Sleeping Dogs heralded the arrival of a long line of local features, arriving close to 1977 Oscar-nominee Off the Edge, and launched the careers of director Donaldson and actor Sam Neill. In the publicity material for the film, Rowe argued that "apart from the entertainment factor it’s a movie that deals with social issues. Sleeping Dogs is about the state interfering with people’s rights, it strikes me that that’s an important issue."
Inbetween Sleeping Dogs and acclaimed feature Smash Palace (1981), Donaldson directed a less well-known film, madcap children's adventure Nutcase (1980). Rowe camped it up in in a starring role as deranged scientist Evil Eva, who holds Auckland to ransom by threatening to detonate a nuclear device beneath Rangitoto.
Over the next decade Rowe worked mainly offscreen, taking on production manager and casting roles over a variety of productions, from Hamish Keith-written series Treasures of the Land to Stewart Main’s Race Against Time, a documentary about racism. She also worked on many commercials.
In 1989 Rowe showed her untapped talent as a director, when she helmed comedic short Gordon Bennett. Her all-star Kiwi cast was fronted by Andy Anderson, in hilarious form as a gormless interloper who causes mayhem at a concrete laying company. Based on a story by Tim Shadbolt, the short was selected for the London Film Festival, plus festivals in Seattle and Oporto (Portugal).
For a number of years Rowe divided her year between work in Los Angeles, at a cosmetics company, and a low tech, back to nature lifestyle in Piha, north of Auckland.
After Rowe's passing in mid-April 2016, long time friend Roy Colbert recalled their long friendship in the Otago Daily Times. Wrote Colbert: "Small girl, big voice, big laugh, and big eyes that saw right through everything."
Profile updated on 12 March 2020
Roy Colbert, 'Farewell, Nevan, and thanks' - The Otago Daily Times, 17 May 2016
Trisha Dunleavy, Ourselves in Primetime - A History of New Zealand Television Drama (Auckland University Press, 2005)
Audrey Gordon, 'She Captured A Hollywood Star!' (Interview) - The New Zealand Women's Weekly, 4 July 1977, page 8
Helen Martin and Sam Edwards, New Zealand Film 1912 - 1986 (Auckland: Oxford University Press, 1977)
Ian Mune, Mune: An Autobiography (Nelson: Craig Potton Publishing, 2010)
Sleeping Dogs press kit
'Gordon Bennett' New Zealand Film Commission website.
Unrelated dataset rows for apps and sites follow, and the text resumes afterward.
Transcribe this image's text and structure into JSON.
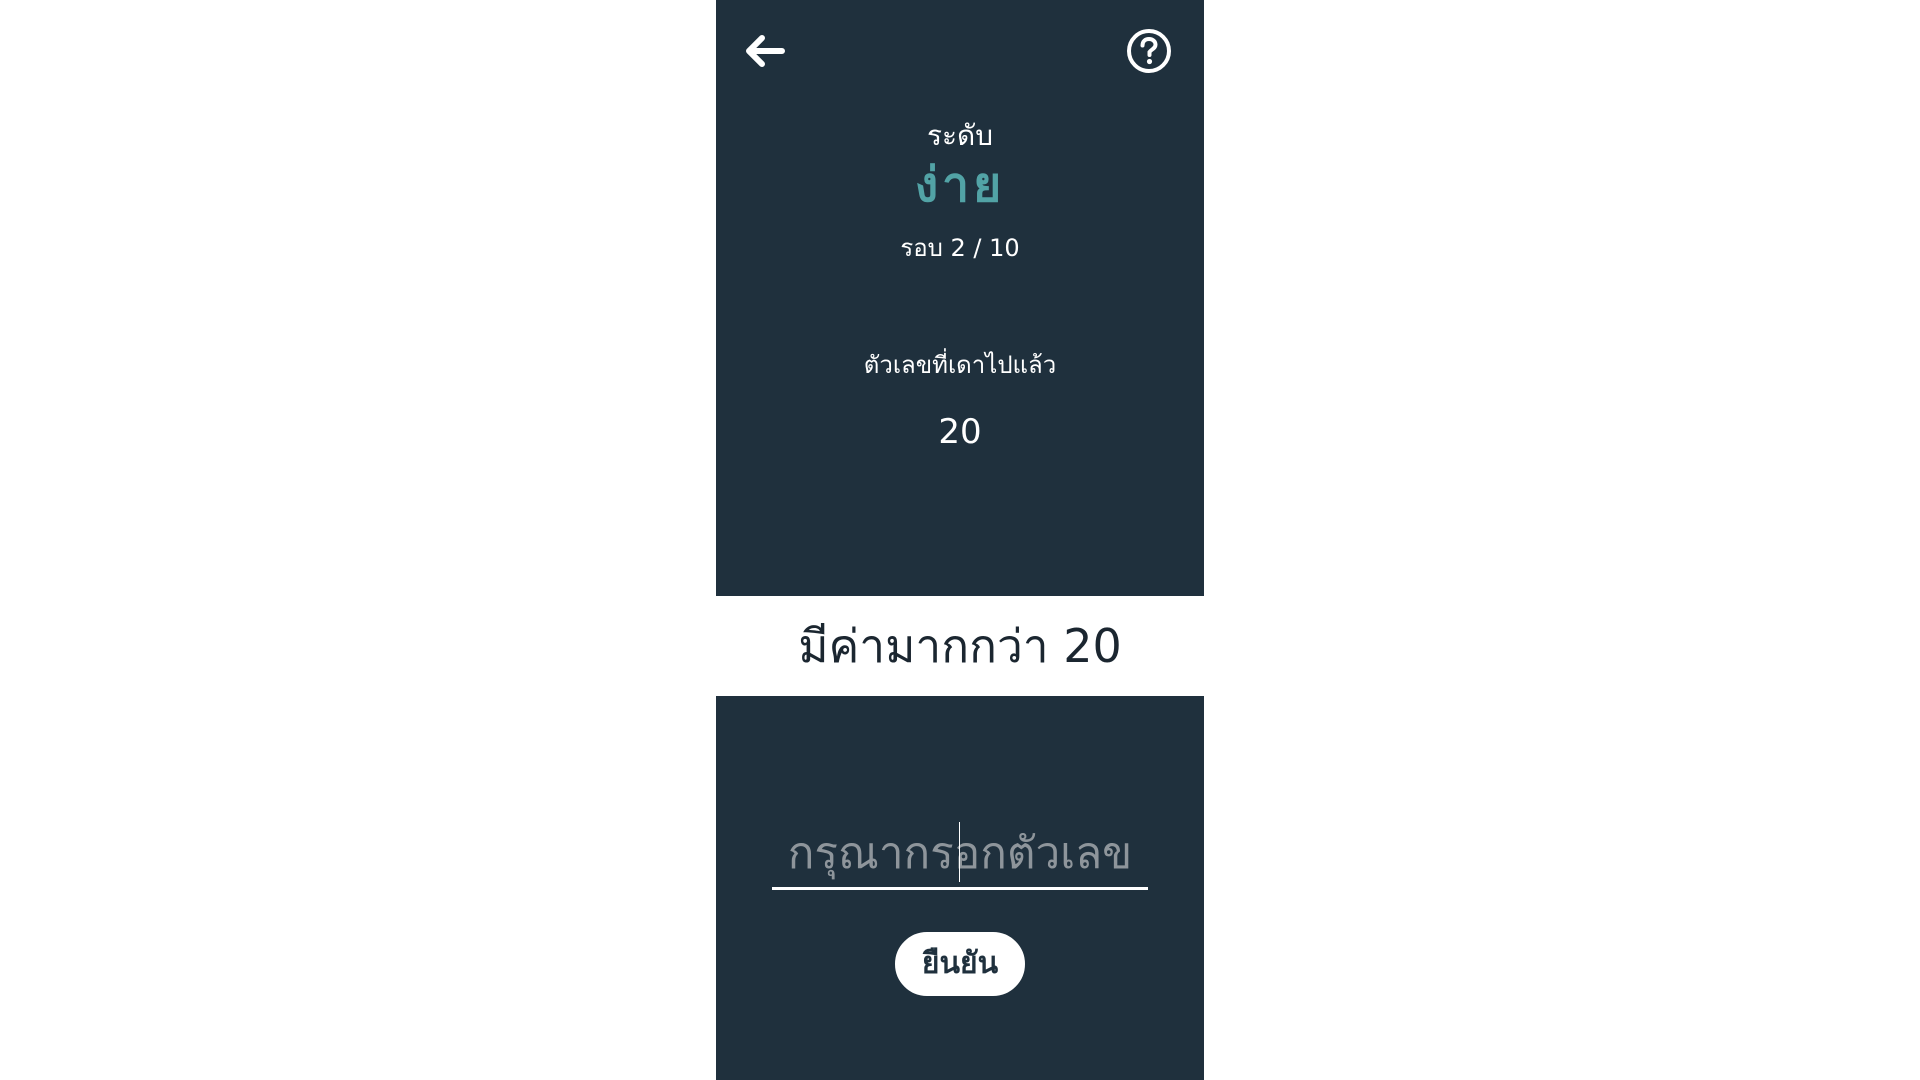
{
  "header": {
    "back_icon": "arrow-left-icon",
    "help_icon": "question-circle-icon"
  },
  "level": {
    "label": "ระดับ",
    "value": "ง่าย",
    "value_color": "#52a3a6"
  },
  "round": {
    "text": "รอบ 2 / 10"
  },
  "guessed": {
    "label": "ตัวเลขที่เดาไปแล้ว",
    "values": "20"
  },
  "hint": {
    "text": "มีค่ามากกว่า 20"
  },
  "input": {
    "value": "",
    "placeholder": "กรุณากรอกตัวเลข"
  },
  "confirm": {
    "label": "ยืนยัน"
  },
  "colors": {
    "panel": "#1f303d",
    "accent": "#52a3a6",
    "text_light": "#ffffff",
    "text_dark": "#1b2630"
  }
}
Accessed 3 May 2016. Loaded 3 May 2016
The Making of Sleeping Dogs (Documentary) Director John Reid